Field-specific knowledge. If the translation consumer (a law firm or other user of the translation) has no way of learning the identity of the translator, there is no assurance of subject matter comprehension on the part of the translator from which the overseas translation broker (mostly in China) purchased the translation for resale to the US broker for resale to the end client. The only way you might learn whether the translator understood the subject matter they were translating is after the fact, when it might be too late and when you have already paid for and used the translation.
Security. There should be no need to explain why sensitive documents for litigation or patent prosecution should not be sent to China.
Translation Brokers Very Often Don’t Themselves Know Who Did the Translations they Sell
Not only are you, as the translation consumer, in the dark about the identity and abilities of the translator executing translations of your documents, when you order translations of discovery documents from large translation brokers in the US, the brokers themselves will very likely not know who executed the translation, beyond knowing the name of another translation broker in China from which they purchased the translations.
Meaningless Certification Letters
Most translations of discovery documents sold to law firms by large translation brokers in the US are accompanied by something that is characterized as a certification letter attesting to the accuracy of the translation.
In what appears to be the overwhelming majority of cases, certification letters are signed by an administrative worker at the broker. This person is seldom a translator of any languages and, for reasons noted above, often doesn’t even know who the translator was. The certification letter is thus nothing more than an act of faith, and sometimes it is a deception.
An Alarming Increase in Falsified Certification Letters
Worse than having a non-translator without the capability of judging translation accuracy attest to translation accuracy is receiving a certification letter with the name of a fictitious translator or, even worse, the name of a real translator who had nothing to do with the translation and did not realize their name was being used without their permission.

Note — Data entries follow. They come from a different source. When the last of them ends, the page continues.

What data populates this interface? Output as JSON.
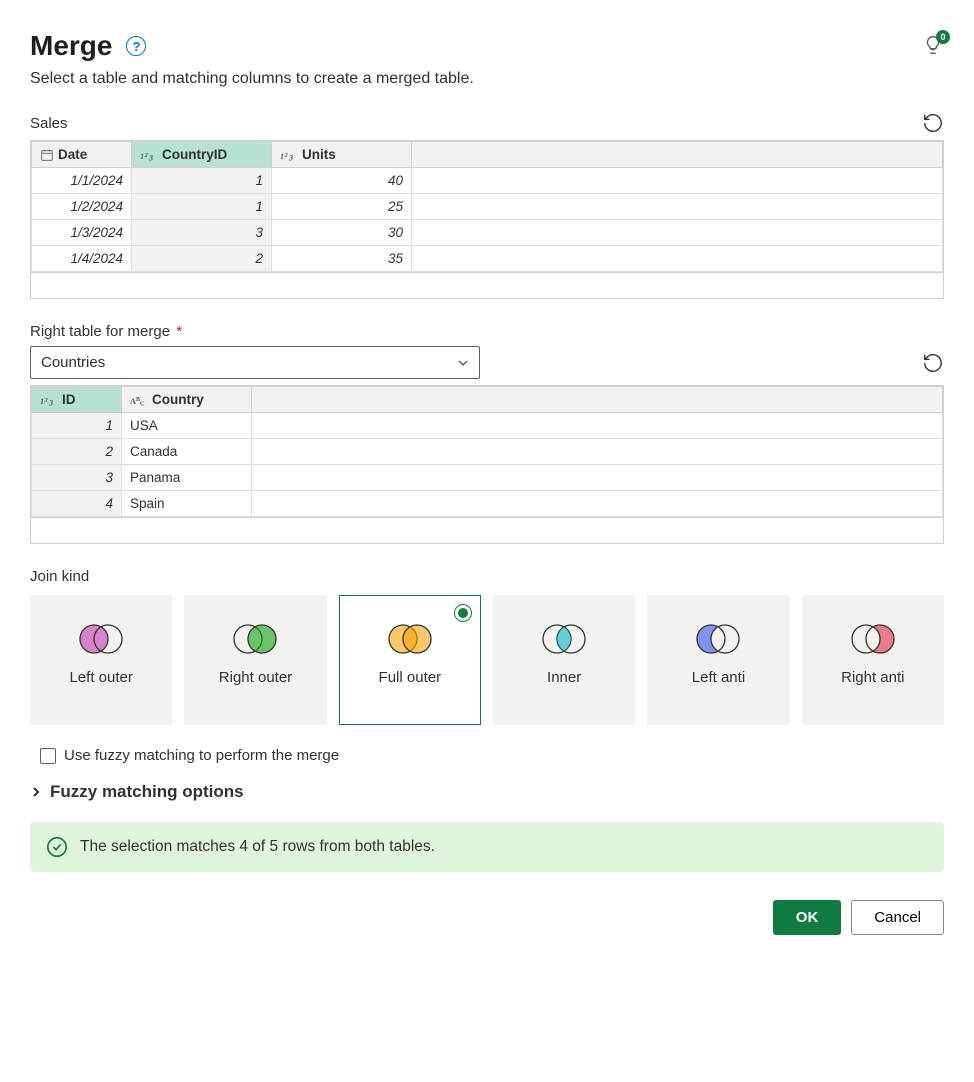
{
  "header": {
    "title": "Merge",
    "subtitle": "Select a table and matching columns to create a merged table.",
    "lightbulb_badge": "0"
  },
  "table1": {
    "label": "Sales",
    "columns": [
      "Date",
      "CountryID",
      "Units"
    ],
    "rows": [
      {
        "date": "1/1/2024",
        "cid": "1",
        "units": "40"
      },
      {
        "date": "1/2/2024",
        "cid": "1",
        "units": "25"
      },
      {
        "date": "1/3/2024",
        "cid": "3",
        "units": "30"
      },
      {
        "date": "1/4/2024",
        "cid": "2",
        "units": "35"
      }
    ]
  },
  "right_table": {
    "label": "Right table for merge",
    "selected": "Countries",
    "columns": [
      "ID",
      "Country"
    ],
    "rows": [
      {
        "id": "1",
        "country": "USA"
      },
      {
        "id": "2",
        "country": "Canada"
      },
      {
        "id": "3",
        "country": "Panama"
      },
      {
        "id": "4",
        "country": "Spain"
      }
    ]
  },
  "join": {
    "label": "Join kind",
    "kinds": [
      "Left outer",
      "Right outer",
      "Full outer",
      "Inner",
      "Left anti",
      "Right anti"
    ],
    "selected_index": 2
  },
  "fuzzy": {
    "checkbox_label": "Use fuzzy matching to perform the merge",
    "options_label": "Fuzzy matching options"
  },
  "status": "The selection matches 4 of 5 rows from both tables.",
  "buttons": {
    "ok": "OK",
    "cancel": "Cancel"
  }
}
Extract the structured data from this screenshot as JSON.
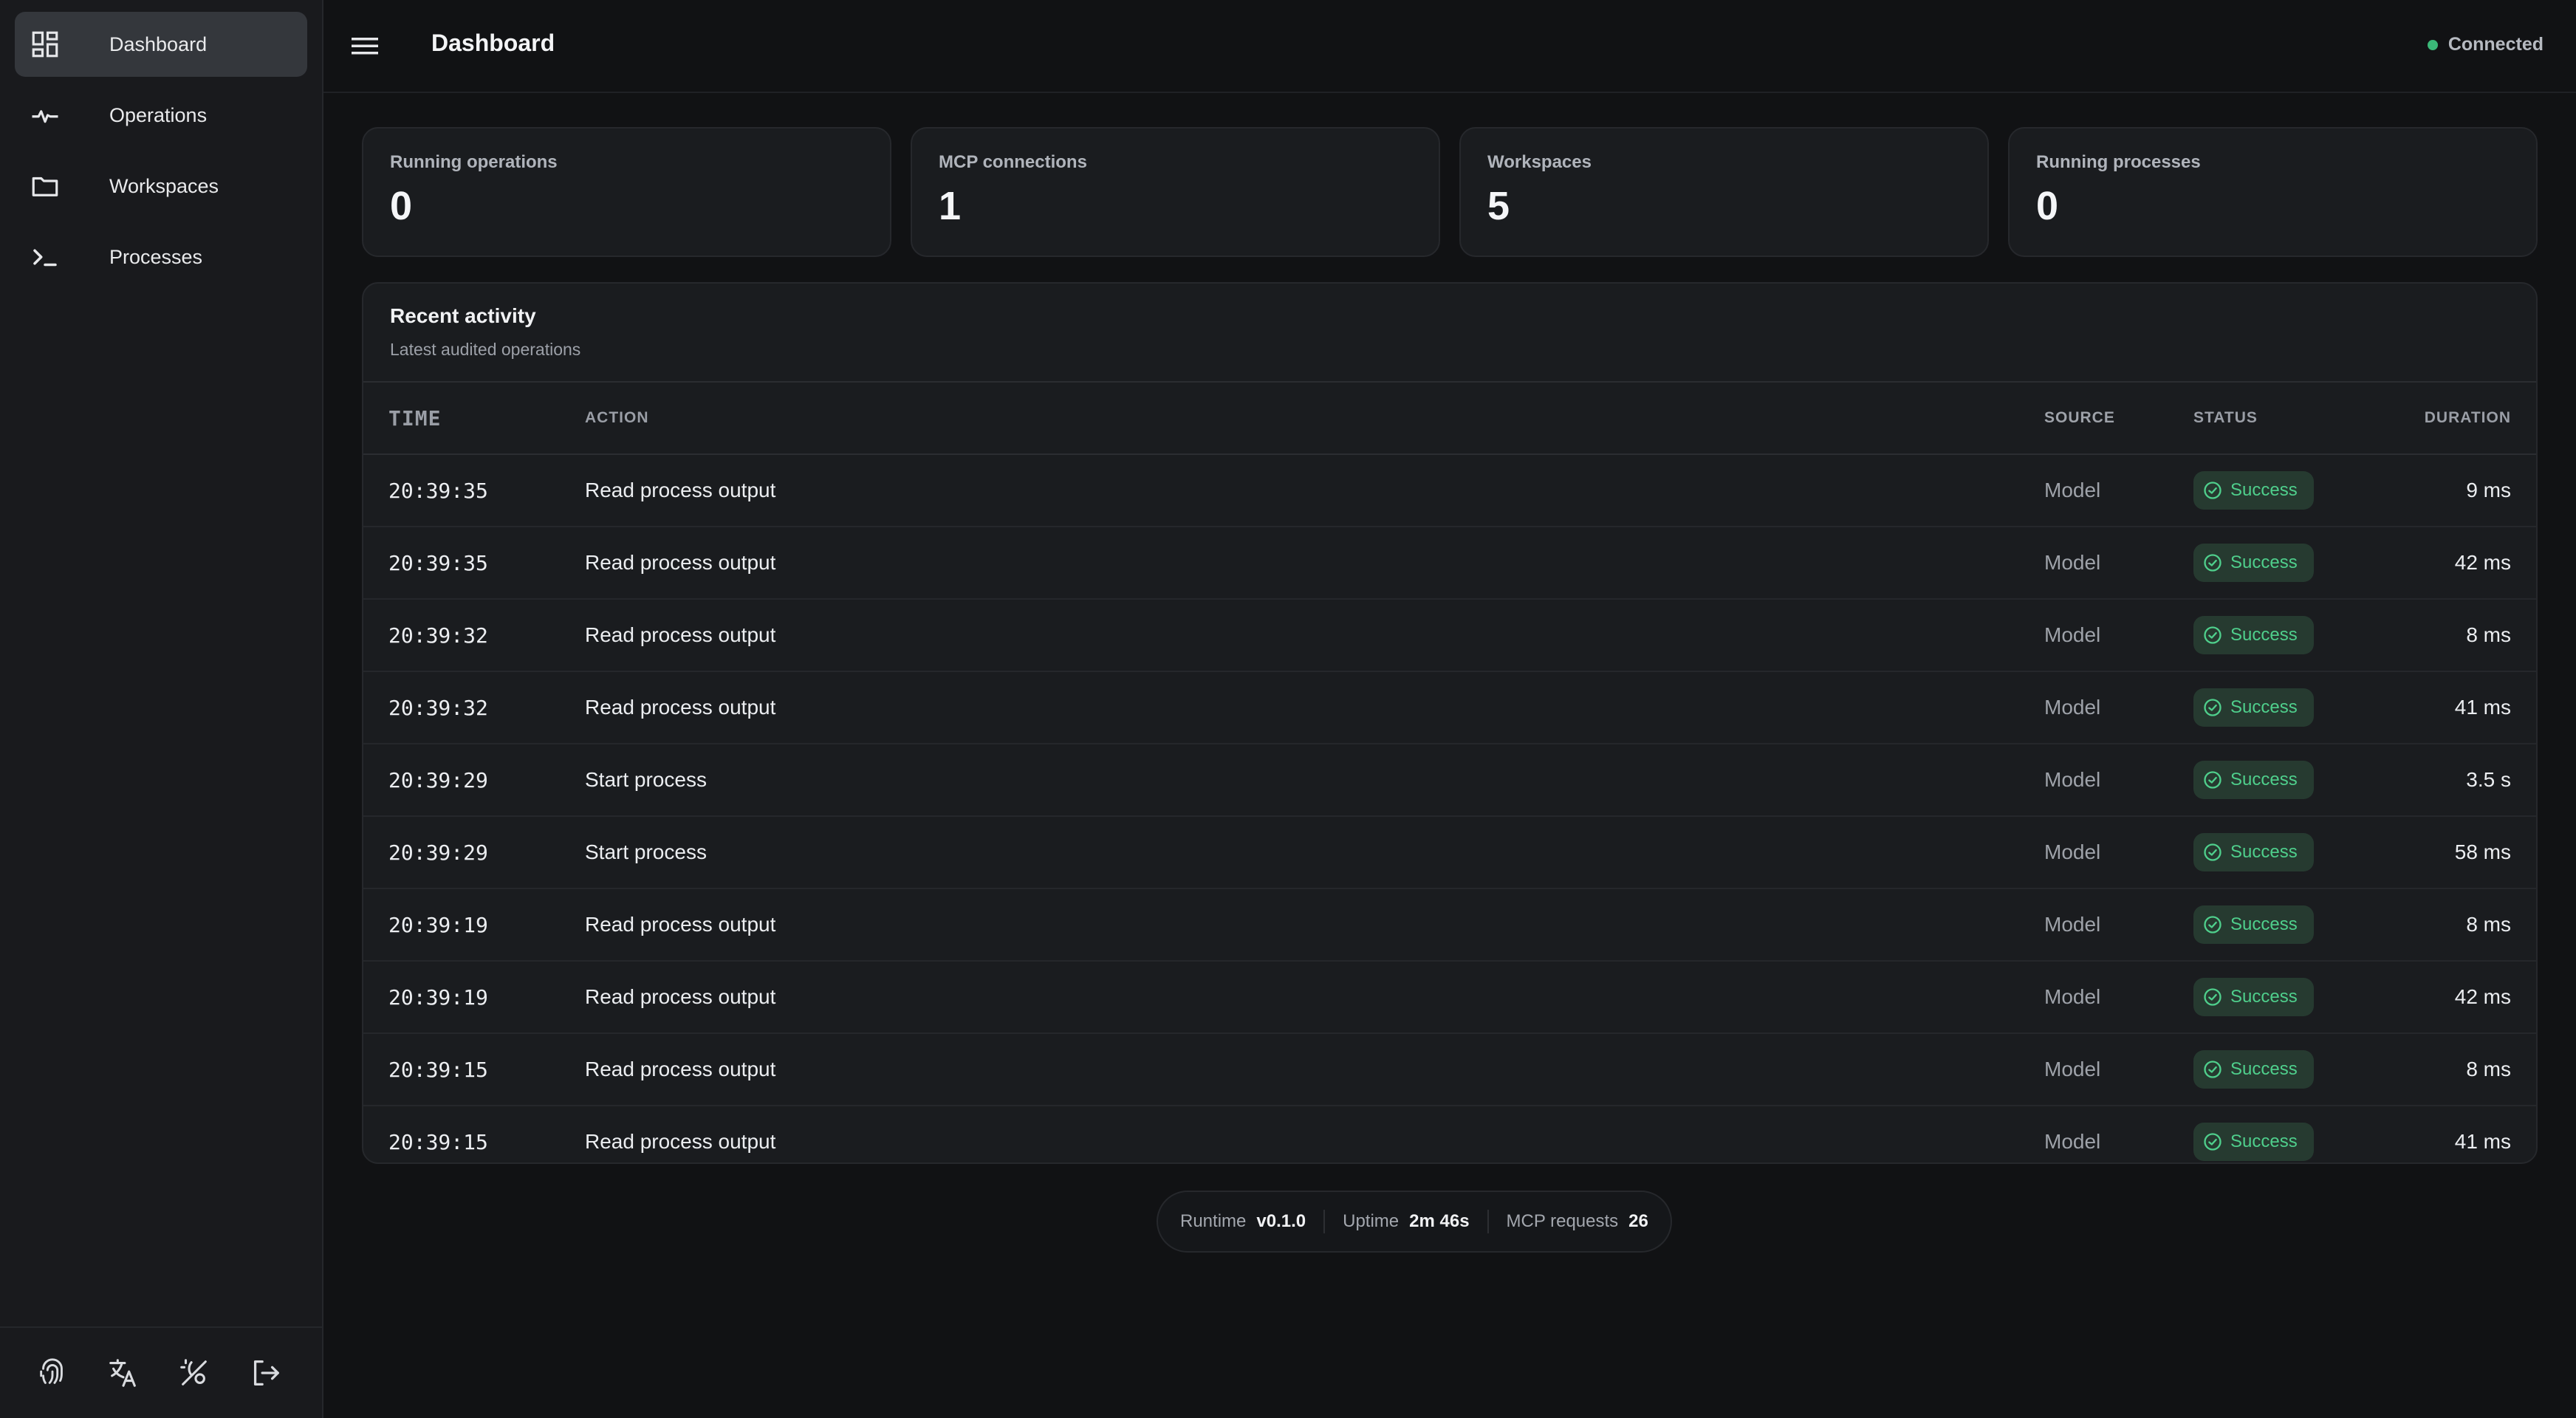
{
  "sidebar": {
    "items": [
      {
        "label": "Dashboard",
        "icon": "dashboard-icon",
        "active": true
      },
      {
        "label": "Operations",
        "icon": "activity-pulse-icon",
        "active": false
      },
      {
        "label": "Workspaces",
        "icon": "folder-icon",
        "active": false
      },
      {
        "label": "Processes",
        "icon": "terminal-icon",
        "active": false
      }
    ],
    "footer_icons": [
      "fingerprint-icon",
      "translate-icon",
      "theme-toggle-icon",
      "logout-icon"
    ]
  },
  "header": {
    "title": "Dashboard",
    "connection_status": "Connected",
    "connection_color": "#3bb878"
  },
  "stats": [
    {
      "label": "Running operations",
      "value": "0"
    },
    {
      "label": "MCP connections",
      "value": "1"
    },
    {
      "label": "Workspaces",
      "value": "5"
    },
    {
      "label": "Running processes",
      "value": "0"
    }
  ],
  "activity": {
    "title": "Recent activity",
    "subtitle": "Latest audited operations",
    "columns": {
      "time": "TIME",
      "action": "ACTION",
      "source": "SOURCE",
      "status": "STATUS",
      "duration": "DURATION"
    },
    "rows": [
      {
        "time": "20:39:35",
        "action": "Read process output",
        "source": "Model",
        "status": "Success",
        "duration": "9 ms"
      },
      {
        "time": "20:39:35",
        "action": "Read process output",
        "source": "Model",
        "status": "Success",
        "duration": "42 ms"
      },
      {
        "time": "20:39:32",
        "action": "Read process output",
        "source": "Model",
        "status": "Success",
        "duration": "8 ms"
      },
      {
        "time": "20:39:32",
        "action": "Read process output",
        "source": "Model",
        "status": "Success",
        "duration": "41 ms"
      },
      {
        "time": "20:39:29",
        "action": "Start process",
        "source": "Model",
        "status": "Success",
        "duration": "3.5 s"
      },
      {
        "time": "20:39:29",
        "action": "Start process",
        "source": "Model",
        "status": "Success",
        "duration": "58 ms"
      },
      {
        "time": "20:39:19",
        "action": "Read process output",
        "source": "Model",
        "status": "Success",
        "duration": "8 ms"
      },
      {
        "time": "20:39:19",
        "action": "Read process output",
        "source": "Model",
        "status": "Success",
        "duration": "42 ms"
      },
      {
        "time": "20:39:15",
        "action": "Read process output",
        "source": "Model",
        "status": "Success",
        "duration": "8 ms"
      },
      {
        "time": "20:39:15",
        "action": "Read process output",
        "source": "Model",
        "status": "Success",
        "duration": "41 ms"
      }
    ],
    "success_color": "#4fcf8c"
  },
  "footer": {
    "runtime_label": "Runtime",
    "runtime_value": "v0.1.0",
    "uptime_label": "Uptime",
    "uptime_value": "2m 46s",
    "requests_label": "MCP requests",
    "requests_value": "26"
  }
}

In just such a case, an attorney presented to the witness a translated document with a certification letter signed by a translator personally known to me. Taking a look at the translation, however, it’s extremely poor quality immediately indicated to me that it was not done by that translator. I sent off an email to the translator and discovered not only that he was not involved in the translation, but also that this was not the first time that the translation broker had used his name without his permission. The translation broker involved is one of the several large players in the discovery document translation business.
In yet another more recent case, a certification letter bore the signature of a Chinese translator but the accompanying English text referenced a name of an apparently Japanese translator. This was at best a serious mistake, but more likely was a deception. You should not be sending your sensitive documents to such an entity for translation.
Engagement with the Translation Provider
Most of the above-noted problems are allowed to occur because translation providers are treated as black boxes and, indeed, want to be treated that way. If you seek out translation providers that will allow you to engage with them concerning the specific identity, capabilities, and locations of the translators who will translate your documents, you have a better chance of avoiding having your documents sent to an unknown translation broker in China by your translation provider in the US.
We hasten to add at this point that Kirameki never uses translators we do not personally know and would never consign translations to any entities in China.